▸ **Your objective**: Make an exact copy of every entry.
━━ Data extracts
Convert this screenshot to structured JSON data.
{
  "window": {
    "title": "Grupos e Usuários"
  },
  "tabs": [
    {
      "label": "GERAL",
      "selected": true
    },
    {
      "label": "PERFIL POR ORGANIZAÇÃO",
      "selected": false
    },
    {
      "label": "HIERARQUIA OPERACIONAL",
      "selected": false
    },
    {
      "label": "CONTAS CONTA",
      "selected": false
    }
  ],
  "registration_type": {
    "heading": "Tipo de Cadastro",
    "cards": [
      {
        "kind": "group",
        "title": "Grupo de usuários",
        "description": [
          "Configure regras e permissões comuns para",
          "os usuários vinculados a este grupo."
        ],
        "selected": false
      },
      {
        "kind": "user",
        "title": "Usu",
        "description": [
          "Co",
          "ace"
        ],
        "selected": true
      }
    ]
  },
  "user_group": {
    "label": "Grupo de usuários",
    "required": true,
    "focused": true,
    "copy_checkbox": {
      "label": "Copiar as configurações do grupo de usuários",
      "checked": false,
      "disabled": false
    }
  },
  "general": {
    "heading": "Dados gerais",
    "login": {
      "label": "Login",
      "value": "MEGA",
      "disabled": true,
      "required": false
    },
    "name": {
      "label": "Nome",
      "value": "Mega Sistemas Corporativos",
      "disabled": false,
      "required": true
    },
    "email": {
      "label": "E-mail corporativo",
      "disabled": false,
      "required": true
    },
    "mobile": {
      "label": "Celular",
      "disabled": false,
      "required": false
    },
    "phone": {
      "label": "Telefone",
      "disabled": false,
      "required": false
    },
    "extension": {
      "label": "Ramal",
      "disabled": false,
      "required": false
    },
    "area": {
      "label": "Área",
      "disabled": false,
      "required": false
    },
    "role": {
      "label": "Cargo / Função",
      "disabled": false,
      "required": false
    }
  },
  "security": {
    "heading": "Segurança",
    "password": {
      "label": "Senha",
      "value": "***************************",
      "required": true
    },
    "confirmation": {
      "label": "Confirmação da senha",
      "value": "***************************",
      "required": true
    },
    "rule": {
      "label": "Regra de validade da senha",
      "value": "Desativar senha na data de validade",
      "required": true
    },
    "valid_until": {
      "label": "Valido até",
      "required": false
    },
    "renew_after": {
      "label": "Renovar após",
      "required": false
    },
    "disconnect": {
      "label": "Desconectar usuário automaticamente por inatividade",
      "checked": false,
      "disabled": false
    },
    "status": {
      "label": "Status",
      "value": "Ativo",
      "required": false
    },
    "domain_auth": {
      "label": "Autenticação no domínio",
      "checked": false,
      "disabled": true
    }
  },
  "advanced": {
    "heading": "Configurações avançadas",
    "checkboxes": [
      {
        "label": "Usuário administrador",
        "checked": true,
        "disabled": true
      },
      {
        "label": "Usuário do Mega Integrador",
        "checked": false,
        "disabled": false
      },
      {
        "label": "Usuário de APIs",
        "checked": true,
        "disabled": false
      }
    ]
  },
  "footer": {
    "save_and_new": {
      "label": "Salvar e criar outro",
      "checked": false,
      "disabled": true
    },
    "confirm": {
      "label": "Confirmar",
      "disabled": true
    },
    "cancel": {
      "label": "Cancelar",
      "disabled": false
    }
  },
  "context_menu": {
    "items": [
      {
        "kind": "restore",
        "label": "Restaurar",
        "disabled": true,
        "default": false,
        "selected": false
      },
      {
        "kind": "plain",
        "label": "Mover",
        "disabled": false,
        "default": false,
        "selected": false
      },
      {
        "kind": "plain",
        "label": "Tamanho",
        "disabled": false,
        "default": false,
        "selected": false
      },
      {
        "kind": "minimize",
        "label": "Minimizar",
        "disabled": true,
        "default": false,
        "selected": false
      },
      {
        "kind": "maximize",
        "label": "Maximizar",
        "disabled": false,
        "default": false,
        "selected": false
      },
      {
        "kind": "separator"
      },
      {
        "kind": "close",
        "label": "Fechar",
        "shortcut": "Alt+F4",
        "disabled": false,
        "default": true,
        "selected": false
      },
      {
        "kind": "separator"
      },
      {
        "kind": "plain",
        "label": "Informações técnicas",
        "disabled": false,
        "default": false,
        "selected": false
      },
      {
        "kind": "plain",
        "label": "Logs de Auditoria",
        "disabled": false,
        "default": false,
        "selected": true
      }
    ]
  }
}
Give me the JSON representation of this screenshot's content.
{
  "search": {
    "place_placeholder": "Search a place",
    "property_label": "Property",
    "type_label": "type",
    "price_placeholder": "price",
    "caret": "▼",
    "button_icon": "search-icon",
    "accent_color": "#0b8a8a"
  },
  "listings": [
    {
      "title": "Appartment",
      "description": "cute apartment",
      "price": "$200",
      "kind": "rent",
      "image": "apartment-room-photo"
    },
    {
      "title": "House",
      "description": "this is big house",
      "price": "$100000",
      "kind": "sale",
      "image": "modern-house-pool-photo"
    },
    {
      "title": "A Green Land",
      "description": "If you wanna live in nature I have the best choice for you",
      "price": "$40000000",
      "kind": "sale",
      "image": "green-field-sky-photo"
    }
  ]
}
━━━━
▸ **Solution to this problem**:
Convert this screenshot to structured JSON data.
{
  "window": {
    "title": "Grupos e Usuários"
  },
  "tabs": [
    {
      "label": "GERAL",
      "selected": true
    },
    {
      "label": "PERFIL POR ORGANIZAÇÃO",
      "selected": false
    },
    {
      "label": "HIERARQUIA OPERACIONAL",
      "selected": false
    },
    {
      "label": "CONTAS CONTA",
      "selected": false
    }
  ],
  "registration_type": {
    "heading": "Tipo de Cadastro",
    "cards": [
      {
        "kind": "group",
        "title": "Grupo de usuários",
        "description": [
          "Configure regras e permissões comuns para",
          "os usuários vinculados a este grupo."
        ],
        "selected": false
      },
      {
        "kind": "user",
        "title": "Usu",
        "description": [
          "Co",
          "ace"
        ],
        "selected": true
      }
    ]
  },
  "user_group": {
    "label": "Grupo de usuários",
    "required": true,
    "focused": true,
    "copy_checkbox": {
      "label": "Copiar as configurações do grupo de usuários",
      "checked": false,
      "disabled": false
    }
  },
  "general": {
    "heading": "Dados gerais",
    "login": {
      "label": "Login",
      "value": "MEGA",
      "disabled": true,
      "required": false
    },
    "name": {
      "label": "Nome",
      "value": "Mega Sistemas Corporativos",
      "disabled": false,
      "required": true
    },
    "email": {
      "label": "E-mail corporativo",
      "disabled": false,
      "required": true
    },
    "mobile": {
      "label": "Celular",
      "disabled": false,
      "required": false
    },
    "phone": {
      "label": "Telefone",
      "disabled": false,
      "required": false
    },
    "extension": {
      "label": "Ramal",
      "disabled": false,
      "required": false
    },
    "area": {
      "label": "Área",
      "disabled": false,
      "required": false
    },
    "role": {
      "label": "Cargo / Função",
      "disabled": false,
      "required": false
    }
  },
  "security": {
    "heading": "Segurança",
    "password": {
      "label": "Senha",
      "value": "***************************",
      "required": true
    },
    "confirmation": {
      "label": "Confirmação da senha",
      "value": "***************************",
      "required": true
    },
    "rule": {
      "label": "Regra de validade da senha",
      "value": "Desativar senha na data de validade",
      "required": true
    },
    "valid_until": {
      "label": "Valido até",
      "required": false
    },
    "renew_after": {
      "label": "Renovar após",
      "required": false
    },
    "disconnect": {
      "label": "Desconectar usuário automaticamente por inatividade",
      "checked": false,
      "disabled": false
    },
    "status": {
      "label": "Status",
      "value": "Ativo",
      "required": false
    },
    "domain_auth": {
      "label": "Autenticação no domínio",
      "checked": false,
      "disabled": true
    }
  },
  "advanced": {
    "heading": "Configurações avançadas",
    "checkboxes": [
      {
        "label": "Usuário administrador",
        "checked": true,
        "disabled": true
      },
      {
        "label": "Usuário do Mega Integrador",
        "checked": false,
        "disabled": false
      },
      {
        "label": "Usuário de APIs",
        "checked": true,
        "disabled": false
      }
    ]
  },
  "footer": {
    "save_and_new": {
      "label": "Salvar e criar outro",
      "checked": false,
      "disabled": true
    },
    "confirm": {
      "label": "Confirmar",
      "disabled": true
    },
    "cancel": {
      "label": "Cancelar",
      "disabled": false
    }
  },
  "context_menu": {
    "items": [
      {
        "kind": "restore",
        "label": "Restaurar",
        "disabled": true,
        "default": false,
        "selected": false
      },
      {
        "kind": "plain",
        "label": "Mover",
        "disabled": false,
        "default": false,
        "selected": false
      },
      {
        "kind": "plain",
        "label": "Tamanho",
        "disabled": false,
        "default": false,
        "selected": false
      },
      {
        "kind": "minimize",
        "label": "Minimizar",
        "disabled": true,
        "default": false,
        "selected": false
      },
      {
        "kind": "maximize",
        "label": "Maximizar",
        "disabled": false,
        "default": false,
        "selected": false
      },
      {
        "kind": "separator"
      },
      {
        "kind": "close",
        "label": "Fechar",
        "shortcut": "Alt+F4",
        "disabled": false,
        "default": true,
        "selected": false
      },
      {
        "kind": "separator"
      },
      {
        "kind": "plain",
        "label": "Informações técnicas",
        "disabled": false,
        "default": false,
        "selected": false
      },
      {
        "kind": "plain",
        "label": "Logs de Auditoria",
        "disabled": false,
        "default": false,
        "selected": true
      }
    ]
  }
}
Give me the JSON representation of this screenshot's content.
{
  "search": {
    "place_placeholder": "Search a place",
    "property_label": "Property",
    "type_label": "type",
    "price_placeholder": "price",
    "caret": "▼",
    "button_icon": "search-icon",
    "accent_color": "#0b8a8a"
  },
  "listings": [
    {
      "title": "Appartment",
      "description": "cute apartment",
      "price": "$200",
      "kind": "rent",
      "image": "apartment-room-photo"
    },
    {
      "title": "House",
      "description": "this is big house",
      "price": "$100000",
      "kind": "sale",
      "image": "modern-house-pool-photo"
    },
    {
      "title": "A Green Land",
      "description": "If you wanna live in nature I have the best choice for you",
      "price": "$40000000",
      "kind": "sale",
      "image": "green-field-sky-photo"
    }
  ]
}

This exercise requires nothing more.